**Work to complete:**
The reply should reproduce every line of the data below word for word, minus any images.

--

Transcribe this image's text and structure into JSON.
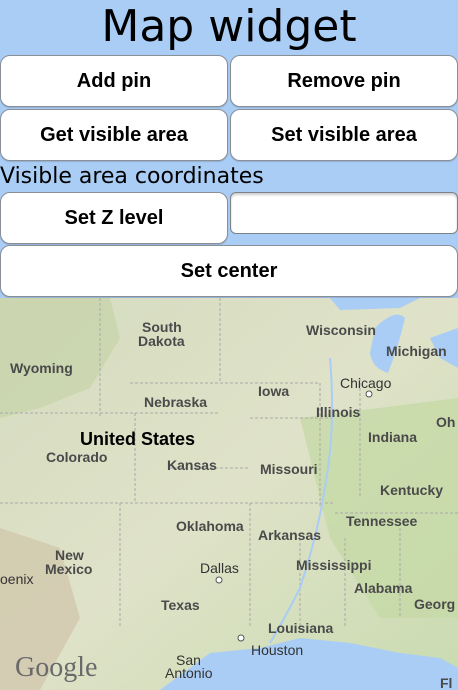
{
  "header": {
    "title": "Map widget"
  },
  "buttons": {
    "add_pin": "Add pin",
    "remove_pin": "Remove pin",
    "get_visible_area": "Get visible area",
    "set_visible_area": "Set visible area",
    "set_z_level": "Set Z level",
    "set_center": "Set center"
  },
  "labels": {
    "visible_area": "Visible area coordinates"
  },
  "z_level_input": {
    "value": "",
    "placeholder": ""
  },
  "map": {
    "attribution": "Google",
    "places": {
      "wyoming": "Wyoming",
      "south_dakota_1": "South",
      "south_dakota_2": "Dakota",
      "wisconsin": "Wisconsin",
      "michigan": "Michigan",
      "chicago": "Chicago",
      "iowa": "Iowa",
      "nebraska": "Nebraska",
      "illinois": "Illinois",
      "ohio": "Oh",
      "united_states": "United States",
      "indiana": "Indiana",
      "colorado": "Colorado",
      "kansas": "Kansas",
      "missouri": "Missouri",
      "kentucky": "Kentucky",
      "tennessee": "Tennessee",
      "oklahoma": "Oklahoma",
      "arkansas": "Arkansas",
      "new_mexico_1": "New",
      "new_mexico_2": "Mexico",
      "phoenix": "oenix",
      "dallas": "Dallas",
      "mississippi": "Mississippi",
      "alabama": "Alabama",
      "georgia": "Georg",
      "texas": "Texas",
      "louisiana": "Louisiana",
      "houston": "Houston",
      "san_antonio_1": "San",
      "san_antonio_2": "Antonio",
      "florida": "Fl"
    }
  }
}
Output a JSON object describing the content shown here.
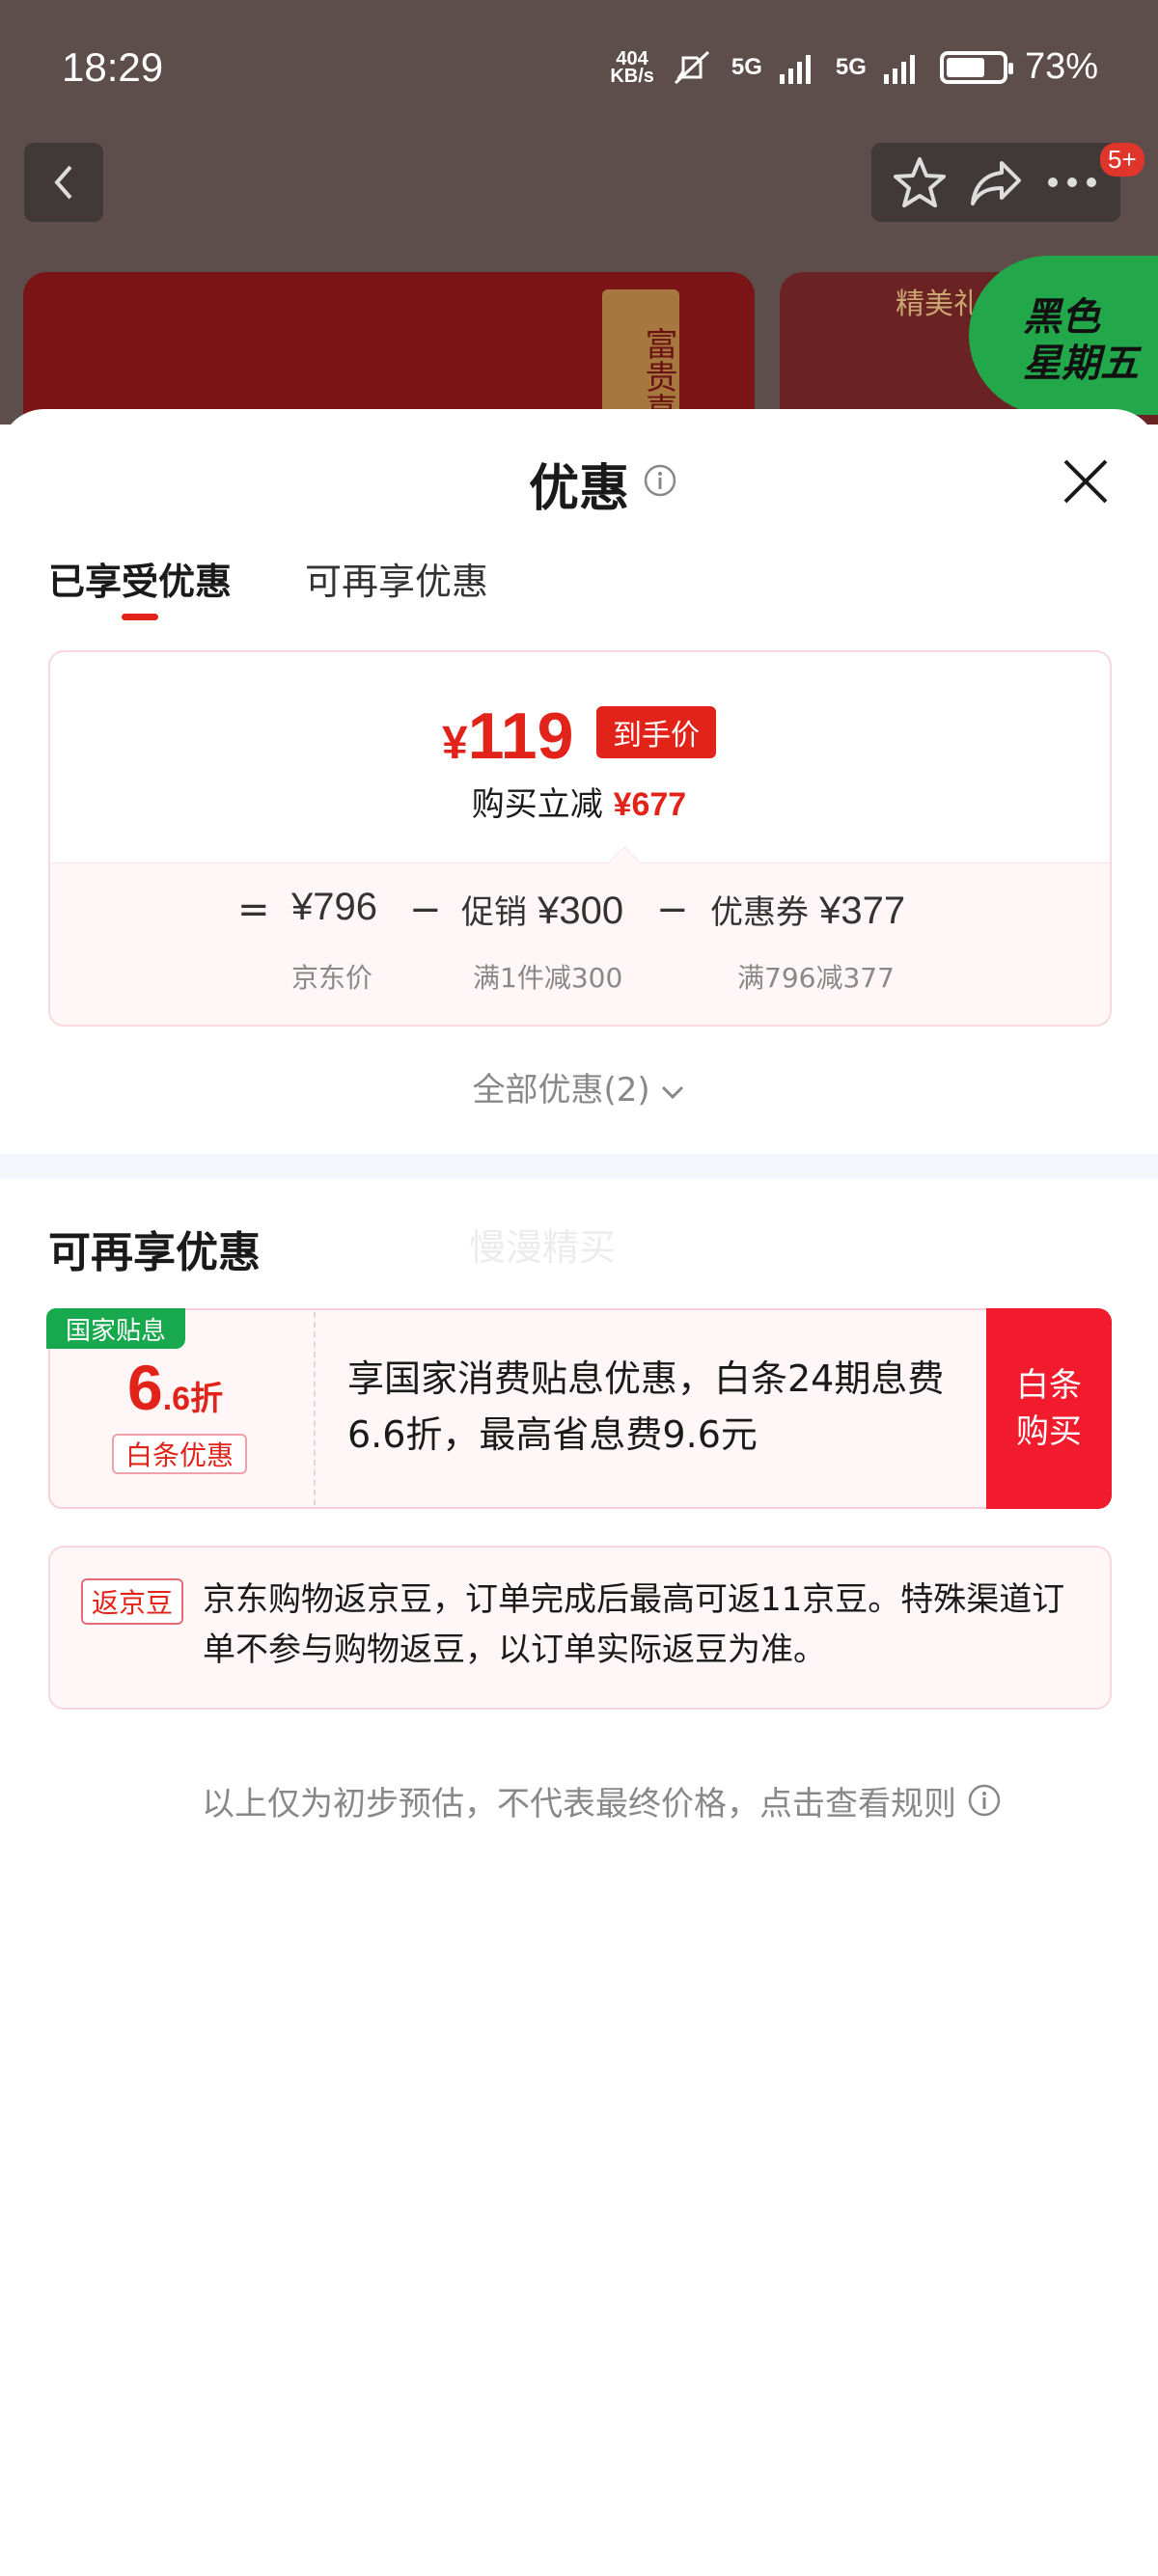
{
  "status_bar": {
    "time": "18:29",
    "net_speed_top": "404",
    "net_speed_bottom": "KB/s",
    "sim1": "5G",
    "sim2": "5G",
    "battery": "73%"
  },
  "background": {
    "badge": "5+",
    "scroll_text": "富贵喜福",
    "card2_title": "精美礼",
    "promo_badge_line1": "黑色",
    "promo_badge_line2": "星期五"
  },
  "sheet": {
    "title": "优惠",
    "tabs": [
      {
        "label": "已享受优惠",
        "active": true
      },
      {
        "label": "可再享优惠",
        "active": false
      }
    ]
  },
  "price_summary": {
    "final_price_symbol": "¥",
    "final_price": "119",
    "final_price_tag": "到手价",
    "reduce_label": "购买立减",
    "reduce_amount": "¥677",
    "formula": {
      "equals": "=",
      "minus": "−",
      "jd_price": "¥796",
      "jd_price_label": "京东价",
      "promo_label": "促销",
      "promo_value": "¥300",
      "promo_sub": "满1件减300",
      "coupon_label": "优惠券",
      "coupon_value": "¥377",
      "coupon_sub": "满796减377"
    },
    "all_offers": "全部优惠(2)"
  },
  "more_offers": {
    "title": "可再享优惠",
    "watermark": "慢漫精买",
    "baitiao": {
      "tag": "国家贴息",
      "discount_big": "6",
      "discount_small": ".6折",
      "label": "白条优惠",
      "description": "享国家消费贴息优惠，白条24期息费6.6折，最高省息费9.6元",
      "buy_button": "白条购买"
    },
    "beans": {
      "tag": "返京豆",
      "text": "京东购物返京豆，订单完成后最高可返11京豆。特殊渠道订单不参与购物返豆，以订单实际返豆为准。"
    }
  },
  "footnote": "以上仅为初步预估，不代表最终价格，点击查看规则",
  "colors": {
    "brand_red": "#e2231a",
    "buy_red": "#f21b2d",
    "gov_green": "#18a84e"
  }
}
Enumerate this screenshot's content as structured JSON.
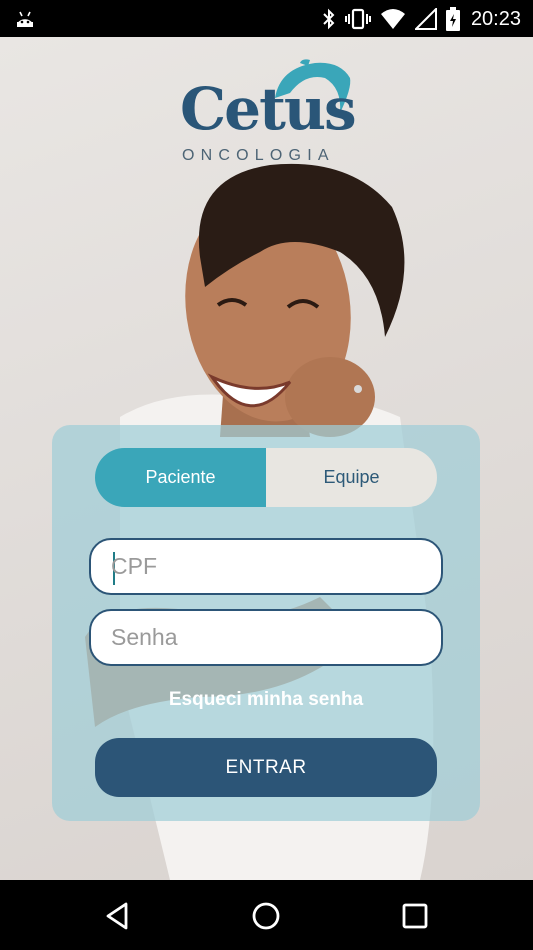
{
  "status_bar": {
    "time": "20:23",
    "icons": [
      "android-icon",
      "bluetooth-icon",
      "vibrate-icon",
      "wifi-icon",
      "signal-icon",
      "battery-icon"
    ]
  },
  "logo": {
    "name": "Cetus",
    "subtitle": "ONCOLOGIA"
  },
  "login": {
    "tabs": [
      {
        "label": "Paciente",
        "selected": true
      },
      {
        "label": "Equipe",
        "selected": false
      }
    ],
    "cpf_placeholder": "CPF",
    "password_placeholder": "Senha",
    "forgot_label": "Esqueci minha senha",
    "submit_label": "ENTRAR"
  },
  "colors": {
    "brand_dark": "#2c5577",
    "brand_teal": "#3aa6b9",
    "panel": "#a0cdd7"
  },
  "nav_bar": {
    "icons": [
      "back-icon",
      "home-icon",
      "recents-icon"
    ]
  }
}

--

**Exercise result:**
Transcribe this image's text and structure into JSON.
{
  "header": {
    "title": "Map widget"
  },
  "buttons": {
    "add_pin": "Add pin",
    "remove_pin": "Remove pin",
    "get_visible_area": "Get visible area",
    "set_visible_area": "Set visible area",
    "set_z_level": "Set Z level",
    "set_center": "Set center"
  },
  "labels": {
    "visible_area": "Visible area coordinates"
  },
  "z_level_input": {
    "value": "",
    "placeholder": ""
  },
  "map": {
    "attribution": "Google",
    "places": {
      "wyoming": "Wyoming",
      "south_dakota_1": "South",
      "south_dakota_2": "Dakota",
      "wisconsin": "Wisconsin",
      "michigan": "Michigan",
      "chicago": "Chicago",
      "iowa": "Iowa",
      "nebraska": "Nebraska",
      "illinois": "Illinois",
      "ohio": "Oh",
      "united_states": "United States",
      "indiana": "Indiana",
      "colorado": "Colorado",
      "kansas": "Kansas",
      "missouri": "Missouri",
      "kentucky": "Kentucky",
      "tennessee": "Tennessee",
      "oklahoma": "Oklahoma",
      "arkansas": "Arkansas",
      "new_mexico_1": "New",
      "new_mexico_2": "Mexico",
      "phoenix": "oenix",
      "dallas": "Dallas",
      "mississippi": "Mississippi",
      "alabama": "Alabama",
      "georgia": "Georg",
      "texas": "Texas",
      "louisiana": "Louisiana",
      "houston": "Houston",
      "san_antonio_1": "San",
      "san_antonio_2": "Antonio",
      "florida": "Fl"
    }
  }
}
Output a JSON object describing the content shown here.
{
  "status_bar": {
    "time": "18:29",
    "net_speed_top": "404",
    "net_speed_bottom": "KB/s",
    "sim1": "5G",
    "sim2": "5G",
    "battery": "73%"
  },
  "background": {
    "badge": "5+",
    "scroll_text": "富贵喜福",
    "card2_title": "精美礼",
    "promo_badge_line1": "黑色",
    "promo_badge_line2": "星期五"
  },
  "sheet": {
    "title": "优惠",
    "tabs": [
      {
        "label": "已享受优惠",
        "active": true
      },
      {
        "label": "可再享优惠",
        "active": false
      }
    ]
  },
  "price_summary": {
    "final_price_symbol": "¥",
    "final_price": "119",
    "final_price_tag": "到手价",
    "reduce_label": "购买立减",
    "reduce_amount": "¥677",
    "formula": {
      "equals": "=",
      "minus": "−",
      "jd_price": "¥796",
      "jd_price_label": "京东价",
      "promo_label": "促销",
      "promo_value": "¥300",
      "promo_sub": "满1件减300",
      "coupon_label": "优惠券",
      "coupon_value": "¥377",
      "coupon_sub": "满796减377"
    },
    "all_offers": "全部优惠(2)"
  },
  "more_offers": {
    "title": "可再享优惠",
    "watermark": "慢漫精买",
    "baitiao": {
      "tag": "国家贴息",
      "discount_big": "6",
      "discount_small": ".6折",
      "label": "白条优惠",
      "description": "享国家消费贴息优惠，白条24期息费6.6折，最高省息费9.6元",
      "buy_button": "白条购买"
    },
    "beans": {
      "tag": "返京豆",
      "text": "京东购物返京豆，订单完成后最高可返11京豆。特殊渠道订单不参与购物返豆，以订单实际返豆为准。"
    }
  },
  "footnote": "以上仅为初步预估，不代表最终价格，点击查看规则",
  "colors": {
    "brand_red": "#e2231a",
    "buy_red": "#f21b2d",
    "gov_green": "#18a84e"
  }
}
Enumerate this screenshot's content as structured JSON.
{
  "status_bar": {
    "time": "20:23",
    "icons": [
      "android-icon",
      "bluetooth-icon",
      "vibrate-icon",
      "wifi-icon",
      "signal-icon",
      "battery-icon"
    ]
  },
  "logo": {
    "name": "Cetus",
    "subtitle": "ONCOLOGIA"
  },
  "login": {
    "tabs": [
      {
        "label": "Paciente",
        "selected": true
      },
      {
        "label": "Equipe",
        "selected": false
      }
    ],
    "cpf_placeholder": "CPF",
    "password_placeholder": "Senha",
    "forgot_label": "Esqueci minha senha",
    "submit_label": "ENTRAR"
  },
  "colors": {
    "brand_dark": "#2c5577",
    "brand_teal": "#3aa6b9",
    "panel": "#a0cdd7"
  },
  "nav_bar": {
    "icons": [
      "back-icon",
      "home-icon",
      "recents-icon"
    ]
  }
}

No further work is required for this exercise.